We do not need to endorse biologically essentialist narratives of gender to grant women access to decision-making power — no matter how positive the attributes.
This is great, isn’t it?! Go women! What critiques could Fearless Futures possibly have, we hear you exclaim!
Funny you should mention it, a few actually.
What’s often assumed though left unsaid, when making the claim that it is these leaders’ ‘femaleness’ or ‘womanly-ness’ causing these distinct behaviours, is the common idea that there is in fact some core essence to being a woman. A right way to be a woman that generates these wonderfully womanly behaviours we are seeing these leaders display.
Is it having the right primary sex characteristics? Or the right secondary sex characteristics? Or is it about the right chromosomal makeup? Or the right hormones? Or display the right behaviours for a woman? Or whether you simply look the right way?
There is a silent assumption when we attribute certain behaviours to people’s womanhood that there is in fact a right way to be a woman.
So while we might see these articles as praising women leaders in a defiantly sexist world, where we know that care and compassion because they are feminine-aligned are devalued, this narrative can also subscribe to precisely the logic that puts some women’s lives in danger.
Trans women experience violence because of the rigid perimeter that governs society’s ‘right’ way to be a woman, in large part rooted in conceiving of gender as biologically determined. Trans women to some won’t meet the ‘right’ threshold of woman for their gender to be believed and acknowledged. Racism also plays a role in conceptions of gender, where women who don’t meet eurocentric constructions of womanhood fall foul of the gender police’s regulations. The horrors Caster Semenya and Dutee Chand have endured, for example, see this in action. And the misogynist punishment for not being ‘woman’ enough has always been violence — physical and institutional.
Further, if we endorse this idea that there is some inherent femaleness at play, we again inadvertently erase women’s agency. Women, once more, aren’t really in control of their own destiny — sound familiar?
This focus on the promise that women will effuse care and compassion with every step may mean that some women will gain access to power and decision-making for those organisations keen to ‘reap the benefits’. Such justifications for women’s participation, where participation is conditional on ‘reaping benefits’, is ultimately trying to use the logic of a system of oppression to beat it at its own game. And there may be some who bob to the top. But those women that do, will likely be white, cis, middle class, heterosexual and non-disabled. Focusing on individuals and their representation misdiagnoses what’s actually going on. Yes individuals do matter — certainly from a visibility and symbolism perspective — and that has real power.
And, for there to be the possibility of action and decision-making in service of goals different to our current societal priorities we need to shift to a paradigm that creates, sustains and nurtures the conditions that make those decisions possible beyond individuals.
The gender binary as we know it is an unwinnable game. We need to undo its rules.

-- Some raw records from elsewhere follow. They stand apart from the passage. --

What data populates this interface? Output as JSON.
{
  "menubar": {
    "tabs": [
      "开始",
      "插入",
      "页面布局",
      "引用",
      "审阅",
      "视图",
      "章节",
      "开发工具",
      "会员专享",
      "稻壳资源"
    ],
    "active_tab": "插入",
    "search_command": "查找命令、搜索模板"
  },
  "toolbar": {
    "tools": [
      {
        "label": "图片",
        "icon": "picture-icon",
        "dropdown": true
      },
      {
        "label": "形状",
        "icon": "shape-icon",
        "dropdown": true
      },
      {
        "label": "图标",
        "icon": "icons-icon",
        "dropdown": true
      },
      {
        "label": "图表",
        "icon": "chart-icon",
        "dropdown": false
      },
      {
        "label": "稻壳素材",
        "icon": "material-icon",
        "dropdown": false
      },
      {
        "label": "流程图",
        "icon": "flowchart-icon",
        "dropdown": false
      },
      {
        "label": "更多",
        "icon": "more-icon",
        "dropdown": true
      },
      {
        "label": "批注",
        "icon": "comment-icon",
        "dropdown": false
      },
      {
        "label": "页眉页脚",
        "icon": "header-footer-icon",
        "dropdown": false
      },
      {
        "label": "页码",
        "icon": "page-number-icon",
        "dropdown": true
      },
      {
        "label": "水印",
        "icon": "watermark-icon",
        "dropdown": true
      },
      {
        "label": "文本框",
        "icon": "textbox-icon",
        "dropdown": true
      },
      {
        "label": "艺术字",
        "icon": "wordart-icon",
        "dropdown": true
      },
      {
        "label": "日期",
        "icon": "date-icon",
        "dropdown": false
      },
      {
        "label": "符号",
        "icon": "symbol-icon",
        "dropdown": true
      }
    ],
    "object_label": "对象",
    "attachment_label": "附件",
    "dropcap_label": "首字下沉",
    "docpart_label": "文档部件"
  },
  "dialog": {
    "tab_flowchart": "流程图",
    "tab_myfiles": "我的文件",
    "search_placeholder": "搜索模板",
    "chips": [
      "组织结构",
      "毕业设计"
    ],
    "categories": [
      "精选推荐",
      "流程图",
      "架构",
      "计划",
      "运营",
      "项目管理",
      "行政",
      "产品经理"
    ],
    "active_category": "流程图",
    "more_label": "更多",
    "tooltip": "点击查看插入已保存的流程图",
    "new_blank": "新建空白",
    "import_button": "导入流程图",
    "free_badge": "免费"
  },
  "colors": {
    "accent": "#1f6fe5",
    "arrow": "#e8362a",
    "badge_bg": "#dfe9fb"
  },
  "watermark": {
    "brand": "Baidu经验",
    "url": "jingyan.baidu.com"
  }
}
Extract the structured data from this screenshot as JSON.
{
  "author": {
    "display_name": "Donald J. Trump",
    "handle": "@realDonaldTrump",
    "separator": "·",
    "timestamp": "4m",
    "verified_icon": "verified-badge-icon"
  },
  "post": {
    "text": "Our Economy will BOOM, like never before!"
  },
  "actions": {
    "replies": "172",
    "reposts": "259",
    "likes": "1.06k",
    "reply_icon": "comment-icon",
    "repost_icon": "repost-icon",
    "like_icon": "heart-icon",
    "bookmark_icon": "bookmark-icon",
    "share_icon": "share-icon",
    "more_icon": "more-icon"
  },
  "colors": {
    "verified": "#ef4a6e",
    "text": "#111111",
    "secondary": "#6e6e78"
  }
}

All women have a right to decision-making power even if they make mistakes, fail and be awful at it and maybe aren’t compassionate in every moment. Because being allowed to fail and mess up is what cis men get to do in leadership all the time.
All women have a right to participate in decision-making and leadership because. That’s the end of the sentence. They do because they do. Justifications for why they should, or what benefits they may bring, or which specific ‘permissible’ women, are all a diversionary tactic that not only waste our time, but also as you’ll see above, have dangerous corollaries.
To do the work of shifting the paradigm, we need to be able to hold multiple ideas in our minds at once. People leading in alternative ways that centre care and compassion are important. We do not need to endorse biologically essentialist narratives of gender to grant women access to decision-making power — no matter how positive the attributes. We should do everything we can to produce the systemic conditions that ensure that all those marginalised by an unequal distribution of power are afforded access to what is rightfully theirs. As well as ensuring that every one of us is actively geared to prioritising collective-oriented courageous, compassionate decision-making.